:: RECORDS SUPPLIED ::
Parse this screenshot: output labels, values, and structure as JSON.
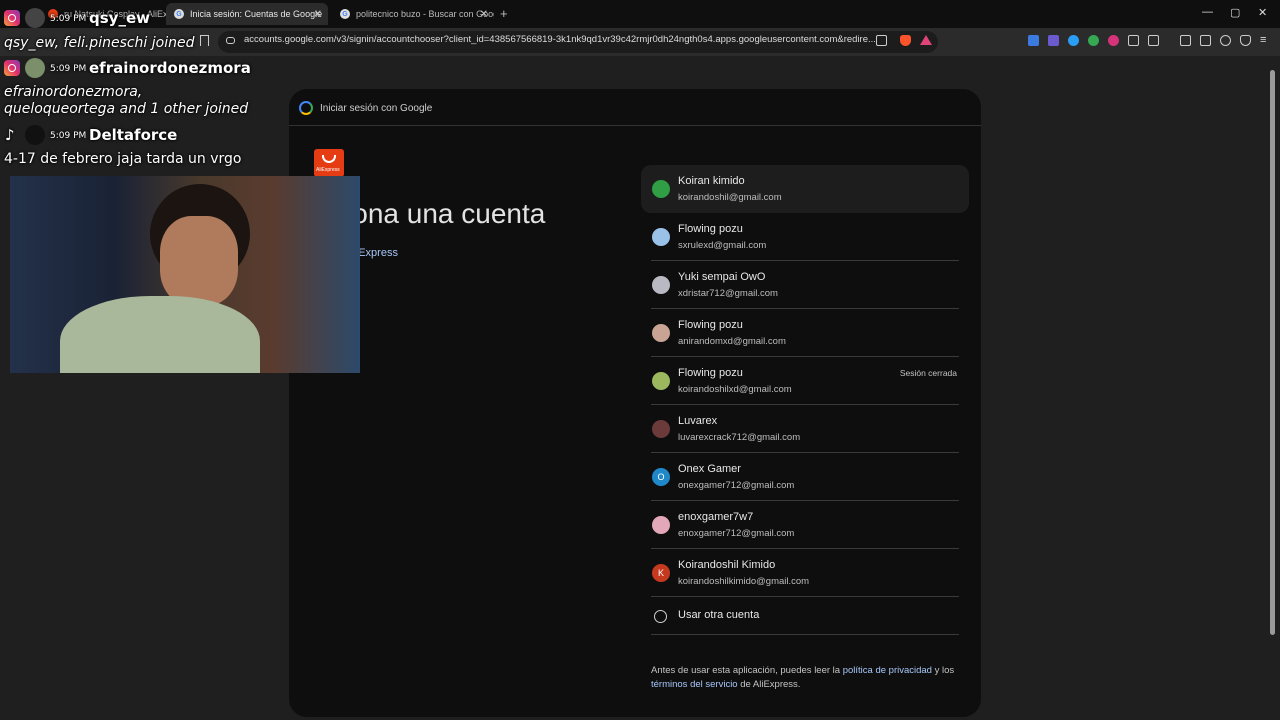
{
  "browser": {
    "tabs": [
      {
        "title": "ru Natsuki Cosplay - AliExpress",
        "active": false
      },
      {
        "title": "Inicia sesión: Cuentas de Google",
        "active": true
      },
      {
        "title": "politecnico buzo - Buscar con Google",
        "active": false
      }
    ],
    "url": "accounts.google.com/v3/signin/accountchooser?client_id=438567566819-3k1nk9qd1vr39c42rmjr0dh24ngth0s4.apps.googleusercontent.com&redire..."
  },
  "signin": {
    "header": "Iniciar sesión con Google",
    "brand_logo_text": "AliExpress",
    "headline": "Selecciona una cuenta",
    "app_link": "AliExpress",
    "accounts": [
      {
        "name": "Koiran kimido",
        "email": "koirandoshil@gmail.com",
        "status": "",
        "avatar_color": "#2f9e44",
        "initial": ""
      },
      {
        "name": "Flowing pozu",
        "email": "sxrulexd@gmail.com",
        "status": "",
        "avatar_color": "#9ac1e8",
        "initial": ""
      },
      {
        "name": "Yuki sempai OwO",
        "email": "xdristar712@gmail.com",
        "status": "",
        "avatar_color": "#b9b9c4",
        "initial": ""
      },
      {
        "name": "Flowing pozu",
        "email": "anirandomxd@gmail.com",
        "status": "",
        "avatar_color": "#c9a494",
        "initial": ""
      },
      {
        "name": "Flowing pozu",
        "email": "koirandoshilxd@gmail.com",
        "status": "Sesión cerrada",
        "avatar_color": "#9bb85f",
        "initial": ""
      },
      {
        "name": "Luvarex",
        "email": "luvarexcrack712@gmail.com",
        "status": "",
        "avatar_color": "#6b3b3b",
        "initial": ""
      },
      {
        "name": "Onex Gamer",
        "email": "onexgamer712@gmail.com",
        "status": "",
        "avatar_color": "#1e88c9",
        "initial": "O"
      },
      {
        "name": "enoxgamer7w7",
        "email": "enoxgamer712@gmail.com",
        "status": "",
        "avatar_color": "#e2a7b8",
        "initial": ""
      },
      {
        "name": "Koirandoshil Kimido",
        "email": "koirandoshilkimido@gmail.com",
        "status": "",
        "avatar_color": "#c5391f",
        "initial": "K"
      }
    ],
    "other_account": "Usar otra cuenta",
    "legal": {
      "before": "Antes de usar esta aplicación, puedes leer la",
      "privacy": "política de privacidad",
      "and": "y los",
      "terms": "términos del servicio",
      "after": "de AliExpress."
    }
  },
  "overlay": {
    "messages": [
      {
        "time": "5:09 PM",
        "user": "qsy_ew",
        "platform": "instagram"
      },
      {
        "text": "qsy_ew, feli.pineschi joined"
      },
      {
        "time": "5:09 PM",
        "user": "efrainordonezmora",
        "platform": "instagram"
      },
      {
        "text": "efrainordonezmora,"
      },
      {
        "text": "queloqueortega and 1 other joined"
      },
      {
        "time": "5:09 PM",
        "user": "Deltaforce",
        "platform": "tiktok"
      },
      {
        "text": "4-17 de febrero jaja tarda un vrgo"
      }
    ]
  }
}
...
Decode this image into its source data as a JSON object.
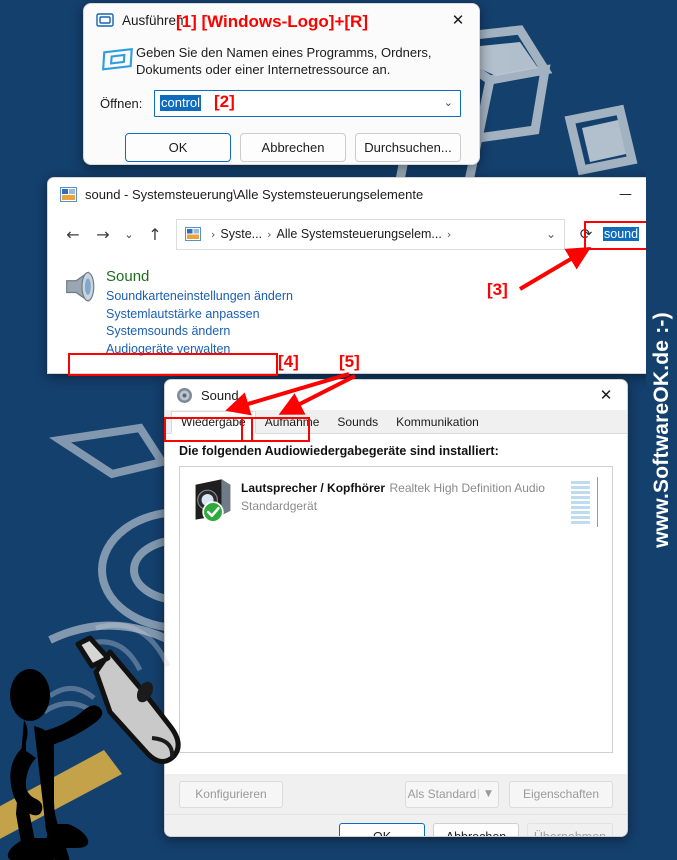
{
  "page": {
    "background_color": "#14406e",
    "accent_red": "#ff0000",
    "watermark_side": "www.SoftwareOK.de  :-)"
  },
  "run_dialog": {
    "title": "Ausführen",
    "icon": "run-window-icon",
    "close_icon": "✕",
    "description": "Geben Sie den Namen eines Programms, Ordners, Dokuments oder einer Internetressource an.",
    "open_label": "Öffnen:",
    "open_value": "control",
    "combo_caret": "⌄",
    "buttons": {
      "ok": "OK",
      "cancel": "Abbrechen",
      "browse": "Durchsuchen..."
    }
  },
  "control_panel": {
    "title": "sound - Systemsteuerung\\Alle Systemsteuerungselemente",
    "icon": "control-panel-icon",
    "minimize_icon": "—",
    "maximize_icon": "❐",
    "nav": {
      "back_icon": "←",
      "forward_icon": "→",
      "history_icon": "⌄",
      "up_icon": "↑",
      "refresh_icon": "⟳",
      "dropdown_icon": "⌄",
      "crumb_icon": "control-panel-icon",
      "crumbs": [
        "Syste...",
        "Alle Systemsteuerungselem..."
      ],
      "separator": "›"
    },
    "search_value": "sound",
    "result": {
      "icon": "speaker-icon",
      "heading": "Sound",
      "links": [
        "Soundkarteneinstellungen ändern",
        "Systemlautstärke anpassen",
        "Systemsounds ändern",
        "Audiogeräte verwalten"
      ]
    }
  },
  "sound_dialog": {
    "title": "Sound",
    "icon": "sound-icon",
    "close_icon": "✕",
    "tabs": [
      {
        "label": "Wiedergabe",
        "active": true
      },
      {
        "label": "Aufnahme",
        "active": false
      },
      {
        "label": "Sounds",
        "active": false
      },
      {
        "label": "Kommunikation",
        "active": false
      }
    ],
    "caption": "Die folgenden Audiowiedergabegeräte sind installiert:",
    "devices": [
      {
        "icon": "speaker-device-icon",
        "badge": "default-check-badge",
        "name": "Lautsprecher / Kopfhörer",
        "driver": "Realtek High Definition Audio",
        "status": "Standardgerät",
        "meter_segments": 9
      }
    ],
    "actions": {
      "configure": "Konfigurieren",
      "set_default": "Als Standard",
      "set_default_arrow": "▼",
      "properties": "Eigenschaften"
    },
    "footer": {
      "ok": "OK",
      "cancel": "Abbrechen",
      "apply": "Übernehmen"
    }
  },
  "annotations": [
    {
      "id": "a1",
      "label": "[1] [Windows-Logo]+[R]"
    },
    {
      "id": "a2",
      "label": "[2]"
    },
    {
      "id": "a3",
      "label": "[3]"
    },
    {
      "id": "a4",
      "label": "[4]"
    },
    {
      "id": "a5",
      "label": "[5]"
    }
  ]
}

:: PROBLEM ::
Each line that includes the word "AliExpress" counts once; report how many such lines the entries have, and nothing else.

:: RESPONSE BOX ::
4